◆ REQUIREMENT
Nothing but the pictures should be left out when you copy the records exactly.

App and web page records
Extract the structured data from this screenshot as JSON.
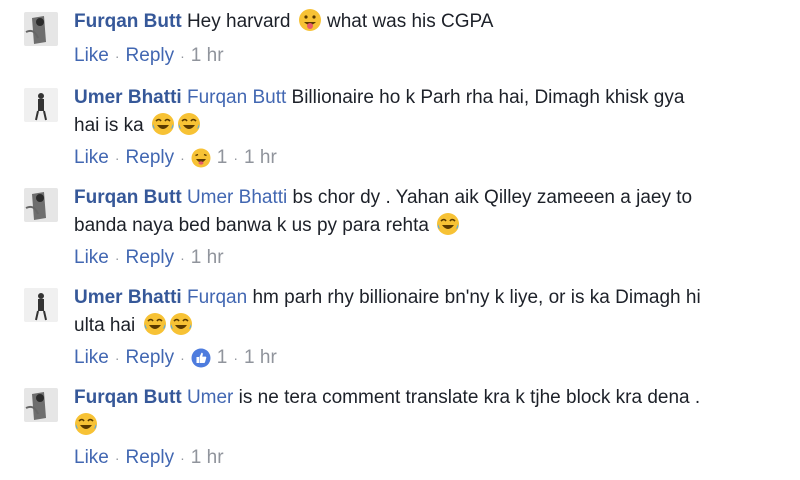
{
  "comments": [
    {
      "author": "Furqan Butt",
      "mention": "",
      "text": "Hey harvard",
      "text2": "what was his CGPA",
      "actions": {
        "like": "Like",
        "reply": "Reply",
        "time": "1 hr",
        "reaction_count": ""
      }
    },
    {
      "author": "Umer Bhatti",
      "mention": "Furqan Butt",
      "text": "Billionaire ho k Parh rha hai, Dimagh khisk gya",
      "text_line2": "hai is ka",
      "actions": {
        "like": "Like",
        "reply": "Reply",
        "time": "1 hr",
        "reaction_count": "1"
      }
    },
    {
      "author": "Furqan Butt",
      "mention": "Umer Bhatti",
      "text": "bs chor dy . Yahan aik Qilley zameeen a jaey to",
      "text_line2": "banda naya bed banwa k us py para rehta",
      "actions": {
        "like": "Like",
        "reply": "Reply",
        "time": "1 hr",
        "reaction_count": ""
      }
    },
    {
      "author": "Umer Bhatti",
      "mention": "Furqan",
      "text": "hm parh rhy billionaire bn'ny k liye, or is ka Dimagh hi",
      "text_line2": "ulta hai",
      "actions": {
        "like": "Like",
        "reply": "Reply",
        "time": "1 hr",
        "reaction_count": "1"
      }
    },
    {
      "author": "Furqan Butt",
      "mention": "Umer",
      "text": "is ne tera comment translate kra k tjhe block kra dena .",
      "actions": {
        "like": "Like",
        "reply": "Reply",
        "time": "1 hr",
        "reaction_count": ""
      }
    }
  ],
  "colors": {
    "author": "#365899",
    "mention": "#4267b2",
    "meta": "#90949c",
    "emoji_yellow": "#f7c235"
  },
  "icons": {
    "tongue_emoji": "face-with-tongue-icon",
    "laugh_emoji": "tears-of-joy-icon",
    "haha_reaction": "haha-reaction-icon",
    "like_reaction": "like-reaction-icon"
  }
}
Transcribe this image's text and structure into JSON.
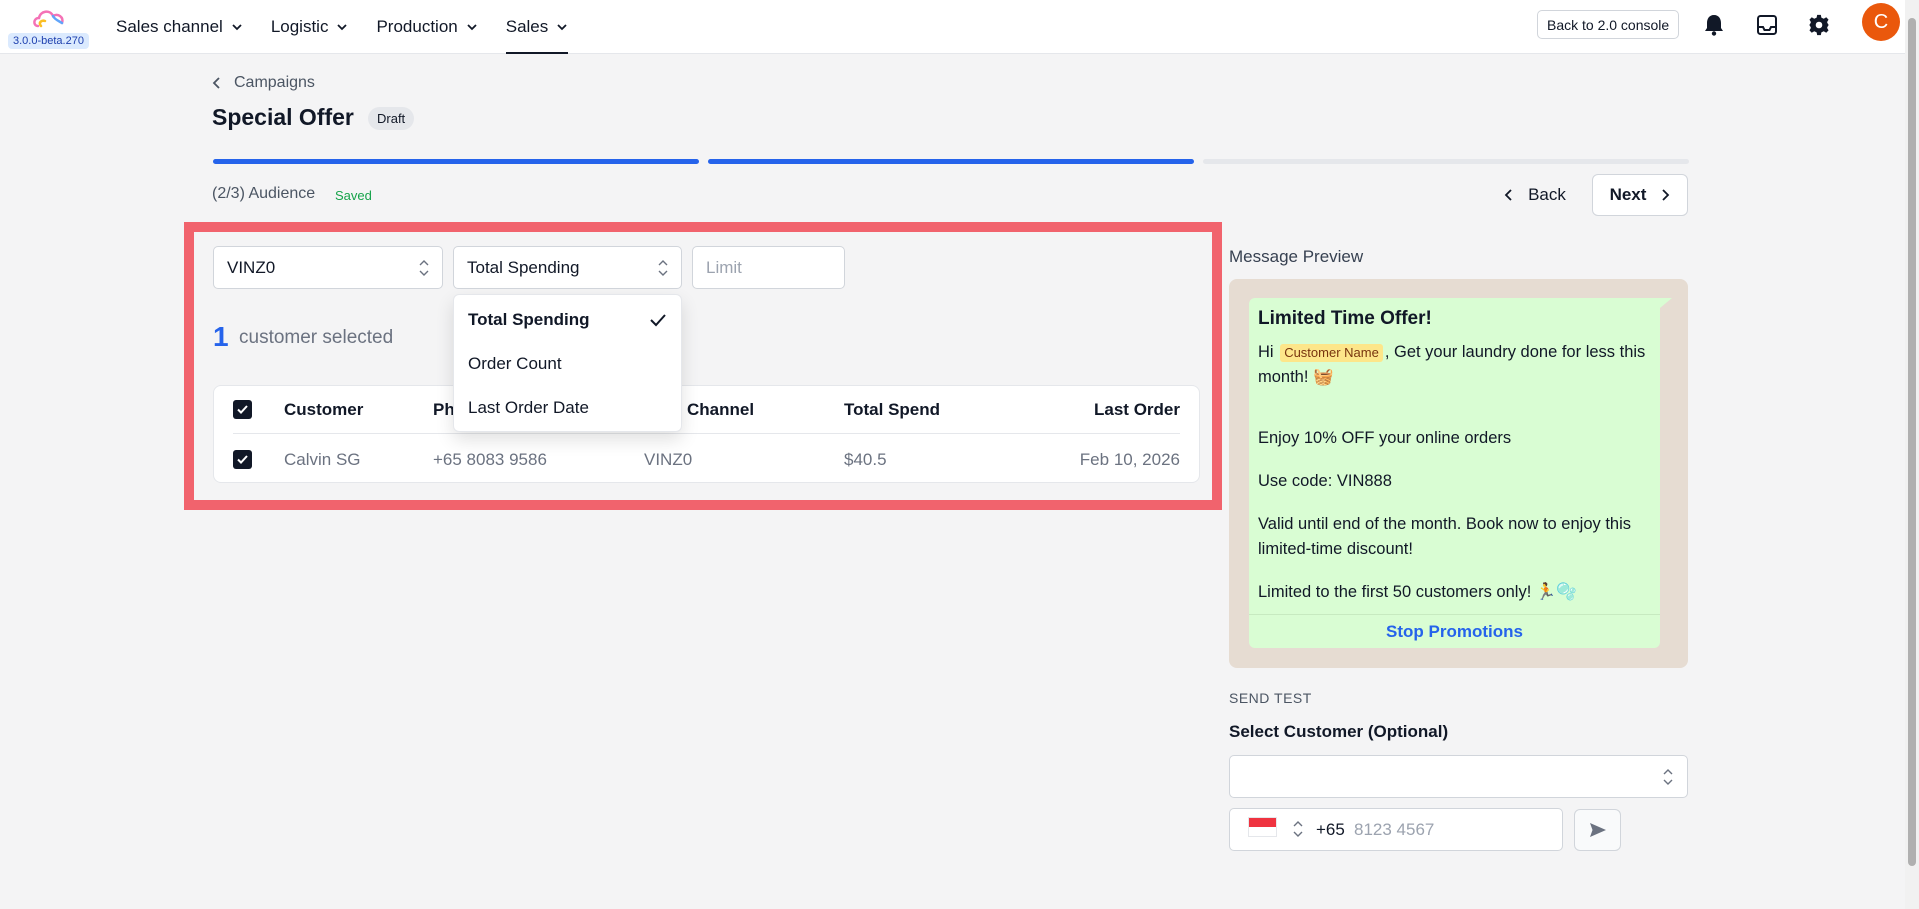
{
  "app": {
    "version": "3.0.0-beta.270",
    "avatar_initial": "C"
  },
  "nav": {
    "items": [
      {
        "label": "Sales channel"
      },
      {
        "label": "Logistic"
      },
      {
        "label": "Production"
      },
      {
        "label": "Sales"
      }
    ],
    "active": "Sales",
    "console_button": "Back to 2.0 console"
  },
  "header": {
    "breadcrumb": "Campaigns",
    "title": "Special Offer",
    "status_badge": "Draft",
    "step_label": "(2/3) Audience",
    "saved_label": "Saved",
    "back_label": "Back",
    "next_label": "Next",
    "progress": {
      "completed_steps": 2,
      "total_steps": 3
    }
  },
  "audience": {
    "channel_select": "VINZ0",
    "sort_select": "Total Spending",
    "limit_placeholder": "Limit",
    "selected_count": "1",
    "selected_label": "customer selected",
    "sort_options": [
      {
        "label": "Total Spending",
        "selected": true
      },
      {
        "label": "Order Count",
        "selected": false
      },
      {
        "label": "Last Order Date",
        "selected": false
      }
    ],
    "table": {
      "columns": [
        "Customer",
        "Ph",
        "Channel",
        "Total Spend",
        "Last Order"
      ],
      "rows": [
        {
          "customer": "Calvin SG",
          "phone": "+65 8083 9586",
          "channel": "VINZ0",
          "total_spend": "$40.5",
          "last_order": "Feb 10, 2026",
          "checked": true
        }
      ]
    }
  },
  "preview": {
    "label": "Message Preview",
    "title": "Limited Time Offer!",
    "greeting_prefix": "Hi",
    "variable_chip": "Customer Name",
    "greeting_suffix": ", Get your laundry done for less this month! 🧺",
    "line1": "Enjoy 10% OFF your online orders",
    "line2": "Use code: VIN888",
    "line3": "Valid until end of the month. Book now to enjoy this limited-time discount!",
    "line4": "Limited to the first 50 customers only! 🏃🫧",
    "stop_link": "Stop Promotions"
  },
  "send_test": {
    "section_label": "SEND TEST",
    "customer_label": "Select Customer (Optional)",
    "customer_value": "",
    "country_code": "+65",
    "phone_placeholder": "8123 4567"
  },
  "colors": {
    "accent": "#2563eb",
    "highlight": "#f1636d",
    "avatar": "#ea580c",
    "bubble": "#d9fdd3",
    "saved": "#16a34a"
  }
}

◆ SOLUTION FOR THIS EXERCISE
Extract the structured data from this screenshot as JSON.
{
  "comments": [
    {
      "author": "Furqan Butt",
      "mention": "",
      "text": "Hey harvard",
      "text2": "what was his CGPA",
      "actions": {
        "like": "Like",
        "reply": "Reply",
        "time": "1 hr",
        "reaction_count": ""
      }
    },
    {
      "author": "Umer Bhatti",
      "mention": "Furqan Butt",
      "text": "Billionaire ho k Parh rha hai, Dimagh khisk gya",
      "text_line2": "hai is ka",
      "actions": {
        "like": "Like",
        "reply": "Reply",
        "time": "1 hr",
        "reaction_count": "1"
      }
    },
    {
      "author": "Furqan Butt",
      "mention": "Umer Bhatti",
      "text": "bs chor dy . Yahan aik Qilley zameeen a jaey to",
      "text_line2": "banda naya bed banwa k us py para rehta",
      "actions": {
        "like": "Like",
        "reply": "Reply",
        "time": "1 hr",
        "reaction_count": ""
      }
    },
    {
      "author": "Umer Bhatti",
      "mention": "Furqan",
      "text": "hm parh rhy billionaire bn'ny k liye, or is ka Dimagh hi",
      "text_line2": "ulta hai",
      "actions": {
        "like": "Like",
        "reply": "Reply",
        "time": "1 hr",
        "reaction_count": "1"
      }
    },
    {
      "author": "Furqan Butt",
      "mention": "Umer",
      "text": "is ne tera comment translate kra k tjhe block kra dena .",
      "actions": {
        "like": "Like",
        "reply": "Reply",
        "time": "1 hr",
        "reaction_count": ""
      }
    }
  ],
  "colors": {
    "author": "#365899",
    "mention": "#4267b2",
    "meta": "#90949c",
    "emoji_yellow": "#f7c235"
  },
  "icons": {
    "tongue_emoji": "face-with-tongue-icon",
    "laugh_emoji": "tears-of-joy-icon",
    "haha_reaction": "haha-reaction-icon",
    "like_reaction": "like-reaction-icon"
  }
}
Transcribe this image's text and structure into JSON.
{
  "app": {
    "version": "3.0.0-beta.270",
    "avatar_initial": "C"
  },
  "nav": {
    "items": [
      {
        "label": "Sales channel"
      },
      {
        "label": "Logistic"
      },
      {
        "label": "Production"
      },
      {
        "label": "Sales"
      }
    ],
    "active": "Sales",
    "console_button": "Back to 2.0 console"
  },
  "header": {
    "breadcrumb": "Campaigns",
    "title": "Special Offer",
    "status_badge": "Draft",
    "step_label": "(2/3) Audience",
    "saved_label": "Saved",
    "back_label": "Back",
    "next_label": "Next",
    "progress": {
      "completed_steps": 2,
      "total_steps": 3
    }
  },
  "audience": {
    "channel_select": "VINZ0",
    "sort_select": "Total Spending",
    "limit_placeholder": "Limit",
    "selected_count": "1",
    "selected_label": "customer selected",
    "sort_options": [
      {
        "label": "Total Spending",
        "selected": true
      },
      {
        "label": "Order Count",
        "selected": false
      },
      {
        "label": "Last Order Date",
        "selected": false
      }
    ],
    "table": {
      "columns": [
        "Customer",
        "Ph",
        "Channel",
        "Total Spend",
        "Last Order"
      ],
      "rows": [
        {
          "customer": "Calvin SG",
          "phone": "+65 8083 9586",
          "channel": "VINZ0",
          "total_spend": "$40.5",
          "last_order": "Feb 10, 2026",
          "checked": true
        }
      ]
    }
  },
  "preview": {
    "label": "Message Preview",
    "title": "Limited Time Offer!",
    "greeting_prefix": "Hi",
    "variable_chip": "Customer Name",
    "greeting_suffix": ", Get your laundry done for less this month! 🧺",
    "line1": "Enjoy 10% OFF your online orders",
    "line2": "Use code: VIN888",
    "line3": "Valid until end of the month. Book now to enjoy this limited-time discount!",
    "line4": "Limited to the first 50 customers only! 🏃🫧",
    "stop_link": "Stop Promotions"
  },
  "send_test": {
    "section_label": "SEND TEST",
    "customer_label": "Select Customer (Optional)",
    "customer_value": "",
    "country_code": "+65",
    "phone_placeholder": "8123 4567"
  },
  "colors": {
    "accent": "#2563eb",
    "highlight": "#f1636d",
    "avatar": "#ea580c",
    "bubble": "#d9fdd3",
    "saved": "#16a34a"
  }
}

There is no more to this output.